Free agency can be a little confusing, however. Some fans are not exactly sure what the difference is between a restricted and unrestricted free agent and there are other details regarding such transactions that can get a little complicated. Here is a definitive guide for understanding NFL free agency.
When does the signing period take place?
About a month after the Super Bowl, teams are already completely focused on free agency. Usually, the signing period will take place in March. For the 2013 season, the negotiation period began on March 9, and it lasted three days.
During this time, teams are allowed to contact players they are interested in and start negotiations for signing them. They will have to wait three days to sign the contract, however. This is in the hands of the agents, and players themselves cannot visit other teams or talk to any personnel within this period. However, only unrestricted free agents can be courted during this period, not restricted free agents.
What’s the difference between a restricted and unrestricted free agent?

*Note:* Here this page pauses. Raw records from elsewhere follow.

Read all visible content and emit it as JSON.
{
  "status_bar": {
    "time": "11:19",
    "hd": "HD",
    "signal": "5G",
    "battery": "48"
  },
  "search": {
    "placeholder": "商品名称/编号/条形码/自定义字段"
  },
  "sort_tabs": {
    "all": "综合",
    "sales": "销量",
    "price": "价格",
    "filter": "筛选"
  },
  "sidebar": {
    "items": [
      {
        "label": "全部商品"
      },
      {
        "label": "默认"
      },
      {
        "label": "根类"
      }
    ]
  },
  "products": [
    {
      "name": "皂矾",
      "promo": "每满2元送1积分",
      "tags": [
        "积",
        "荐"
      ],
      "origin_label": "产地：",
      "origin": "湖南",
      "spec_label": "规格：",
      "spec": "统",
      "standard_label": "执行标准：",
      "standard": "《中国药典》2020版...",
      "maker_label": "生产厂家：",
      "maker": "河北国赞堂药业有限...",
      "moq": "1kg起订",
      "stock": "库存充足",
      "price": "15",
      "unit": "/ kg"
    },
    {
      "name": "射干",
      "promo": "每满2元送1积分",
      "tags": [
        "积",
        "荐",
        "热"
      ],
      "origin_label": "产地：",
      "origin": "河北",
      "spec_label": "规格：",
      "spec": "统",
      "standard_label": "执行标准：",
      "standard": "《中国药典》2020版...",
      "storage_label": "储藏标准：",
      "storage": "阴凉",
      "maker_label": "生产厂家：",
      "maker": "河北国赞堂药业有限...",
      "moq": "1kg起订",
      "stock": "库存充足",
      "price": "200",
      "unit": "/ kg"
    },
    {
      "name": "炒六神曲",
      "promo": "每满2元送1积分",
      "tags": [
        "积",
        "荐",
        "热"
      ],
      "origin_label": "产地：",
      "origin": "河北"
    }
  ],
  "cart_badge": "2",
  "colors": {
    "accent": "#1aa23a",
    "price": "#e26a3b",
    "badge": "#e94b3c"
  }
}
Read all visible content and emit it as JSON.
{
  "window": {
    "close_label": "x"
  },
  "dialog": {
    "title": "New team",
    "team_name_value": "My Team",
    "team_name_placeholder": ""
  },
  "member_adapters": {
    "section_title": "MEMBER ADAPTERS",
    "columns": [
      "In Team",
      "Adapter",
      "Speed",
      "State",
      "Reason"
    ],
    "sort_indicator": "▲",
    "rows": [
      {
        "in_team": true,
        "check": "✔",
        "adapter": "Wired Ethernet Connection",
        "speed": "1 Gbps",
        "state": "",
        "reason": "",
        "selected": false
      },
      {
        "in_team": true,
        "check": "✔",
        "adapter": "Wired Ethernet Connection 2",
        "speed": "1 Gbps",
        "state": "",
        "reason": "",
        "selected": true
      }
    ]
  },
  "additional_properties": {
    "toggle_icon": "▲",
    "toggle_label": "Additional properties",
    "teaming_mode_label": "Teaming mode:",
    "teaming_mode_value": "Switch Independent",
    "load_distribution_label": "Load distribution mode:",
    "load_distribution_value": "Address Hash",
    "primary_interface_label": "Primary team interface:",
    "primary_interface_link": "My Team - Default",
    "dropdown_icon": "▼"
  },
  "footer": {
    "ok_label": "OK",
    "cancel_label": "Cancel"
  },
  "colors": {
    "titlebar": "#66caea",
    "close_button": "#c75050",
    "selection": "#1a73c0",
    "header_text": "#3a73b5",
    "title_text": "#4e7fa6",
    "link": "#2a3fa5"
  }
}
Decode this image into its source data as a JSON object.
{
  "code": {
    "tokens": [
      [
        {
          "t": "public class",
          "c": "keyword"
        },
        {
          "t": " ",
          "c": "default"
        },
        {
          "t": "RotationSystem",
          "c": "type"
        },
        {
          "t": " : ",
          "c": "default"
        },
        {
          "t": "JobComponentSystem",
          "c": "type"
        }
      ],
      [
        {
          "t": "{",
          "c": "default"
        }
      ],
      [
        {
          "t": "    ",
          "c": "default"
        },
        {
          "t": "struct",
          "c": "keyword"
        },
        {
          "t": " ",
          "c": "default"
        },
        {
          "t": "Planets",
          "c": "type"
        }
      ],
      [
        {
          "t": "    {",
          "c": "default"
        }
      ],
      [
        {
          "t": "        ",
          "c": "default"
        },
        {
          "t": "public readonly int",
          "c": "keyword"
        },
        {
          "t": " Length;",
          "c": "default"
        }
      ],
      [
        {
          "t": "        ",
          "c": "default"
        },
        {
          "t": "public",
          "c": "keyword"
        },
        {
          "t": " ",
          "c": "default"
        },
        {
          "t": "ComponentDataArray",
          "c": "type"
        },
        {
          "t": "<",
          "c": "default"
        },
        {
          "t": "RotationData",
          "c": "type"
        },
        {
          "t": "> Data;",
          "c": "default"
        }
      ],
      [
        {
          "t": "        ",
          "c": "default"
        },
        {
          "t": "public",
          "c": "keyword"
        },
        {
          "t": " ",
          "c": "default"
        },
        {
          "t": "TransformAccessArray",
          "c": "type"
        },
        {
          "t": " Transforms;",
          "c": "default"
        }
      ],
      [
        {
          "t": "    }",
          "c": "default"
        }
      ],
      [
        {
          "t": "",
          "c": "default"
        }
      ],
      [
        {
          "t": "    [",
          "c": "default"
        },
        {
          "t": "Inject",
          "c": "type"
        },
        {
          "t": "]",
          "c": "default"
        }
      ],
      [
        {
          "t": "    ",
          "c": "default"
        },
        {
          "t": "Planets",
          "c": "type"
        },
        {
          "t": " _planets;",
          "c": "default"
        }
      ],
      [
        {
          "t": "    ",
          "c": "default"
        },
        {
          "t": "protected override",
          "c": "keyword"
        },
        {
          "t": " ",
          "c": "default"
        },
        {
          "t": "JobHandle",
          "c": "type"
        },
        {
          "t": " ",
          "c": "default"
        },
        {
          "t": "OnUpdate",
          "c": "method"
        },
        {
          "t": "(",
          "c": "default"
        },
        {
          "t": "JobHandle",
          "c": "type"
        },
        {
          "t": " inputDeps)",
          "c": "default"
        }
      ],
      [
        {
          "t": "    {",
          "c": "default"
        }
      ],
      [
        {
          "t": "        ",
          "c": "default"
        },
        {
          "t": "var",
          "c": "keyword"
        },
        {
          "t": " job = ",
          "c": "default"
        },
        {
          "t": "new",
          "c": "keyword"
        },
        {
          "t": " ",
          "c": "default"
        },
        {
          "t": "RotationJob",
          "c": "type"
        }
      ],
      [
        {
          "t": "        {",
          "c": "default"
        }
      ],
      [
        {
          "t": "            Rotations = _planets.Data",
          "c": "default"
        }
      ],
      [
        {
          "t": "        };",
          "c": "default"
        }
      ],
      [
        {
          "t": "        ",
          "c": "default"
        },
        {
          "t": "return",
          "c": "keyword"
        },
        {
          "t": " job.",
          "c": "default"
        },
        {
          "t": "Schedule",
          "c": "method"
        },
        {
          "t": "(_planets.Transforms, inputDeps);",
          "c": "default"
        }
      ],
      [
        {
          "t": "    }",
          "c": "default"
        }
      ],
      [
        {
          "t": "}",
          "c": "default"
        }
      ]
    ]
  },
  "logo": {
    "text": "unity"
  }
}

If you are a restricted free agent, this means that the team you are currently playing for has the advantage in the negotiations. A restricted free agent has three Accrued Seasons under his belt. An Accrued Season is a season in which the player was on the team, either as an active or inactive player, on injured reserve or on the physically unable to perform list. It doesn’t matter if the player played in six games, as long as they were under contract as a part of the team for six games of the year. A restricted free agent is still under contract with the team he is playing for currently.
After negotiating with other teams, if the restricted free agent gets an offer from another team, the team they are currently on has the ability to match the offer or make a counteroffer in order to keep that player. If the offer is not matched, then there will be a possible trade and the player will have the opportunity to sign with another team. Usually, there are future draft picks coming to the player’s former team as compensation for the player that is about to be traded.
An unrestricted free agent has four or more Accrued Seasons and a contract that has expired. An unrestricted free agent is able to sign with any club he wants before training camp begins. Furthermore, his old team will not get any draft picks if the player leaves and signs with another team. If the unrestricted free agent does not sign with another team by spring training camp, then he can potentially be under contract for another year with his current team and will be paid 110 percent of the salary he received during the prior season. If the team does not sign him to this tender, he has either until June to sign with another team, or until November to work out a new contract with the current team. If June comes and goes and the player does not sign with another team and an agreement is not reached by November with his current team, then the player must sit out the entire season.
Leslie writes for allpro and various other sports websites.